Dr. David Askenazi: We look forward to bringing everybody to see our beautiful campus and our city and do this face to face.

Tiffany Kaczorowski: Okay. So what is next? I know we're talking about grants and NIH. Tell us about the exciting news that's on the horizon.

Dr. David Askenazi: Yeah. We're working with a company that's called CHS Solutions to really think about kind of the next generation machine so that we can, you know, take this machine to the next level, by using some of the things that we've learned about the ways that we can make it even better, that's specifically designed for babies and we've partnered with them and submitted an application that has had a great score through the NIH and we're anticipating that that will happen. With our partnership, we're going to work to make an even better machine.

In addition, there has recently been some great news that a machine that was designed in Italy called the Carpediem has recently been FDA approved to be used in the United States. So now, we have, you know, multiple new options for these babies to really give them the best chance for success and for them to live,

Tiffany Kaczorowski: To survive and thrive. Right. So thinking about the worldwide impact, you mentioned the Italian machine, but then also you've been contacted by other physicians, other programs throughout the world who need help.

Dr. David Askenazi: Yeah, that's right. Because one of the things that we've learned is that it's not just about having new technology, but it's really about gaining knowledge across the program. It's not just enough to have a machine that works, but you have to think about who's the right patient, when you're going to use it, how are you going to facilitate their ability to breathe and their lung function and the medications they get and the nutrition.
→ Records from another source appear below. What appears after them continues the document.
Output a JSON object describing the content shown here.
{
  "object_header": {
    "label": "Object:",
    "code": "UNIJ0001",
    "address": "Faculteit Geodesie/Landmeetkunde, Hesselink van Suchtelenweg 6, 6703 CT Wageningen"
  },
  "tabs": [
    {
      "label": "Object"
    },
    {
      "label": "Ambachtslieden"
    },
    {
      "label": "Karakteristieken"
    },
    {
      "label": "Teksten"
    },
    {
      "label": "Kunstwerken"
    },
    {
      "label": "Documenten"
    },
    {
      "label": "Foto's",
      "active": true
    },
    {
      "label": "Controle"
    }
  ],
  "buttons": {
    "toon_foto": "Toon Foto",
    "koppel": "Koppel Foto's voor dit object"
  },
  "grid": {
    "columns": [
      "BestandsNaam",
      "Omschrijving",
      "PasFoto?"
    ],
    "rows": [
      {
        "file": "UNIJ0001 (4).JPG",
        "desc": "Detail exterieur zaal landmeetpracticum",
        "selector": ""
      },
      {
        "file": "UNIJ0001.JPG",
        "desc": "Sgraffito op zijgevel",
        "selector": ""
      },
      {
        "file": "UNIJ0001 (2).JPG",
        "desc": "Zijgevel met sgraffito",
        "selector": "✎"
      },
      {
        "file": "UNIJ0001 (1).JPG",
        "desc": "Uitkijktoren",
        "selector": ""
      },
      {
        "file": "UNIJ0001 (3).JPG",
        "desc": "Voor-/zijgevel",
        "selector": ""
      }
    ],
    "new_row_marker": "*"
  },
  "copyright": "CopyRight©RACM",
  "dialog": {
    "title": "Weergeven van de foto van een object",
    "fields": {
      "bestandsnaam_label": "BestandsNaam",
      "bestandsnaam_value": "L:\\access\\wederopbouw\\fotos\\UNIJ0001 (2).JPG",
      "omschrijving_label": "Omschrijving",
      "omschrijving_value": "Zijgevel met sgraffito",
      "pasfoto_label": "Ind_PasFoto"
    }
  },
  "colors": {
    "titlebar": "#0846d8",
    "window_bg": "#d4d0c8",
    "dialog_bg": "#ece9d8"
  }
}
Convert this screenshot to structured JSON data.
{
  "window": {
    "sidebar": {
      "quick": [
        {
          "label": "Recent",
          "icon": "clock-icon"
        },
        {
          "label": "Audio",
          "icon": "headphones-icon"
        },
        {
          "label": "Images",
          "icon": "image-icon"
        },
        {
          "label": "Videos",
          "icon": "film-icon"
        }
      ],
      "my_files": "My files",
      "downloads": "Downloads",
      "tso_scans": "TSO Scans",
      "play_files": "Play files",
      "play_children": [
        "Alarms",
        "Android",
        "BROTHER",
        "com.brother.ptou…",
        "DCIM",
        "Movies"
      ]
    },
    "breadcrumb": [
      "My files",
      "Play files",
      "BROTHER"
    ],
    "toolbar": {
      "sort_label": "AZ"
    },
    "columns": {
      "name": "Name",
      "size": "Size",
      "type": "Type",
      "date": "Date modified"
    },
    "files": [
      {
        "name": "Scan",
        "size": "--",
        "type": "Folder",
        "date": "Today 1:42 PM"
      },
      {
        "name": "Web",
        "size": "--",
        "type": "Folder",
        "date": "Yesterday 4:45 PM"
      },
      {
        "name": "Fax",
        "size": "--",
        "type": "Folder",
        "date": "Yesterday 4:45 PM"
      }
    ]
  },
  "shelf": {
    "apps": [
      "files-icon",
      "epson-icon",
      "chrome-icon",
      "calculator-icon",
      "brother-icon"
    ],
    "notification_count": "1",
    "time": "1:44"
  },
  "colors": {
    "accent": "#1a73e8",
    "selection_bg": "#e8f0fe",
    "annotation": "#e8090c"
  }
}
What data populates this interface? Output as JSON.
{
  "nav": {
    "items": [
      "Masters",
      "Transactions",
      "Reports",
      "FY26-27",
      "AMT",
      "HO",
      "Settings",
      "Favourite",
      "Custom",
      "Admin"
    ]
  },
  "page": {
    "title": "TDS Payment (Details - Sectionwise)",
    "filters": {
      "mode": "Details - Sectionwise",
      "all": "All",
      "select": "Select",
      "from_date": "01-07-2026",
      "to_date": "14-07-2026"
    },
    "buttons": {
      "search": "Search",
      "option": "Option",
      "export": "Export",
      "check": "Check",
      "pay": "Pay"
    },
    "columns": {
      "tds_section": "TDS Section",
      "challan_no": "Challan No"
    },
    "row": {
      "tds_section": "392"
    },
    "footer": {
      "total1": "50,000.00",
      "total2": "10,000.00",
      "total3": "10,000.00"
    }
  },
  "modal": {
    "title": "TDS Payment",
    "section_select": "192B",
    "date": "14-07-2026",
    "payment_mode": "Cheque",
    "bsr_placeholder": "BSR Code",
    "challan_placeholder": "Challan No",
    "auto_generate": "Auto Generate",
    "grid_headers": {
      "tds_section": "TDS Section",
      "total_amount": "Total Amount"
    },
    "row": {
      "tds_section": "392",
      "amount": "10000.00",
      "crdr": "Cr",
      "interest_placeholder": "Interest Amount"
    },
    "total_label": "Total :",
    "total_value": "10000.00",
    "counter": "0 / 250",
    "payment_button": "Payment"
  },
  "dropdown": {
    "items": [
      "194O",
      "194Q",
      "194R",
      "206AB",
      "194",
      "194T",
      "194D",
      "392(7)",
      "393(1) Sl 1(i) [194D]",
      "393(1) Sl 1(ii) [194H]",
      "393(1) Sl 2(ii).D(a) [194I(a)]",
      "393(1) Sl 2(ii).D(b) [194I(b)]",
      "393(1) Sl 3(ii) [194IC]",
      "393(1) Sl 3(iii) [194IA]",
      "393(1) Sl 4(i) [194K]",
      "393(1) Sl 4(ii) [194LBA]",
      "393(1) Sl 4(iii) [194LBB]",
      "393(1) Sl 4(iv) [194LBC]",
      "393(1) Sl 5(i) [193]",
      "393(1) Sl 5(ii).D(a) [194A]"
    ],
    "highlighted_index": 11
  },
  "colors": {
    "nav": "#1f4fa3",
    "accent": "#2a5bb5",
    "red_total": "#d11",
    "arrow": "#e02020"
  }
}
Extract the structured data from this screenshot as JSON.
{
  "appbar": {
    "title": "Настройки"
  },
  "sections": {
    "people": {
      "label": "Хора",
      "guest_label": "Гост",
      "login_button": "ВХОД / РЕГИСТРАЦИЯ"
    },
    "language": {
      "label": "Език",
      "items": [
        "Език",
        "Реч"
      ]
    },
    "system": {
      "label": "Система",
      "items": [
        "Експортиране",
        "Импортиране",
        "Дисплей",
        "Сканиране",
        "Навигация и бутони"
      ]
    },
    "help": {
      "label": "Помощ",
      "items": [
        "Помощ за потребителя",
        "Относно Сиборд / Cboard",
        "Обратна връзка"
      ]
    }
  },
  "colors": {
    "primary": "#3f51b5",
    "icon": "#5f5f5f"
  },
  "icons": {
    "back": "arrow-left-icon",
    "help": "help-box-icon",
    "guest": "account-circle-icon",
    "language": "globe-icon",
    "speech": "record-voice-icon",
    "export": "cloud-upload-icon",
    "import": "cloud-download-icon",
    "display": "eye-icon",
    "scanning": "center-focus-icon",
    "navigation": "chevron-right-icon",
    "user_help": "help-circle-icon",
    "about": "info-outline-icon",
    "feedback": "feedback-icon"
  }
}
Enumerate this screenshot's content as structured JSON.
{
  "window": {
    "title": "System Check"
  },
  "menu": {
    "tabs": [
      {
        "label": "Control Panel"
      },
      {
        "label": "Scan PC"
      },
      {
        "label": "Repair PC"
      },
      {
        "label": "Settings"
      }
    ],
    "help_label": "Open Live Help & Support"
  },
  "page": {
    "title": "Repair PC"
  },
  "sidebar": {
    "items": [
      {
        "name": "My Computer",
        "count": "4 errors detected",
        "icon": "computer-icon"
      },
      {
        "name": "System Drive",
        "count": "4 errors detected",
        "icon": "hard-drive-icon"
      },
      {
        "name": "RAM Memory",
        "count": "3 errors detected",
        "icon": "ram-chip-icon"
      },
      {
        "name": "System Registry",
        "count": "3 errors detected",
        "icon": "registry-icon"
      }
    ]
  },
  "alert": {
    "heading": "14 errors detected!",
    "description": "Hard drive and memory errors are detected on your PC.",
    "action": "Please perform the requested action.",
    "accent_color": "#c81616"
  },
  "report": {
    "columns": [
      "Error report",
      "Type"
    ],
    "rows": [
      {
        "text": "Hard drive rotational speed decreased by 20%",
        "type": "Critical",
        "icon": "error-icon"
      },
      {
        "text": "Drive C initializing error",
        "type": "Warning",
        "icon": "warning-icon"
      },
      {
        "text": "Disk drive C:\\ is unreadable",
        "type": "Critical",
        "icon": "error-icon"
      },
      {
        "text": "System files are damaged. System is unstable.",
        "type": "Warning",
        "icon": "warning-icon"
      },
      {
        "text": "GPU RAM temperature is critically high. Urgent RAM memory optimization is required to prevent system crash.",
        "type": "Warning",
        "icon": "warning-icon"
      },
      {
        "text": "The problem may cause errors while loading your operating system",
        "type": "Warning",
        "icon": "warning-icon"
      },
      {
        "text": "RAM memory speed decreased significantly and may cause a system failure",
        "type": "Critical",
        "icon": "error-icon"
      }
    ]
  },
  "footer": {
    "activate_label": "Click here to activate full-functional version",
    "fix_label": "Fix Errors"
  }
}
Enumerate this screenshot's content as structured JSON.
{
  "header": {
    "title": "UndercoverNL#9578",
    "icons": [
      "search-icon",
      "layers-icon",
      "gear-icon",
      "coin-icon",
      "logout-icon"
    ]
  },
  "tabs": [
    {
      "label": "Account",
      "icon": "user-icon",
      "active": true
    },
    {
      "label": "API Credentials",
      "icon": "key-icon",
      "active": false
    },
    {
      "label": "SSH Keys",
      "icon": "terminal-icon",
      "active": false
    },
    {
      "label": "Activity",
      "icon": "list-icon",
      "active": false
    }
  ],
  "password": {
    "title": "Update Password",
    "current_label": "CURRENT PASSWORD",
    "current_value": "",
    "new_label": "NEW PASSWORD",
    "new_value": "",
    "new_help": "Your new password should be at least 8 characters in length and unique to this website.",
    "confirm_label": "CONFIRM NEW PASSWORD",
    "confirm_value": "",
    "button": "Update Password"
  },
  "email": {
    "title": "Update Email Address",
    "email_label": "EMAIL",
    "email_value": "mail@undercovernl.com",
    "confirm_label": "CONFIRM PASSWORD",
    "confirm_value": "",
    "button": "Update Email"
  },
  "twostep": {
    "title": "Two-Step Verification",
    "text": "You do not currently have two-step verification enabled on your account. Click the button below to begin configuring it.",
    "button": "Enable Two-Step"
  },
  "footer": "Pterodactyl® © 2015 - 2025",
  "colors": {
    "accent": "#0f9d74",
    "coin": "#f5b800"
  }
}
So it's very dynamic and there's lots of different parts to it. And we're working to kind of help everybody learns whether they have the Italian machine called the Carpediem or whether they're using the Aquadex machine that we've been using here or whether they don't have either and they're using some of the bigger machines that are available or different types of dialysis. We want to be able to help as many we can across the world.

Tiffany Kaczorowski: Sure and use your experience to help them moving forward.

Dr. David Askenazi: That's right.

Tiffany Kaczorowski: So if people would like some resources, I know we have our website. That's, that's P-I-C-A-N for Pediatric and Infant Center for Acute Nephrology. All right, thanks so much, Dr. Askenazi, for joining us today.

Dr. David Askenazi: Thank you.

Tiffany Kaczorowski: Thanks for listening to Inside Pediatrics. More podcasts like this one can be found at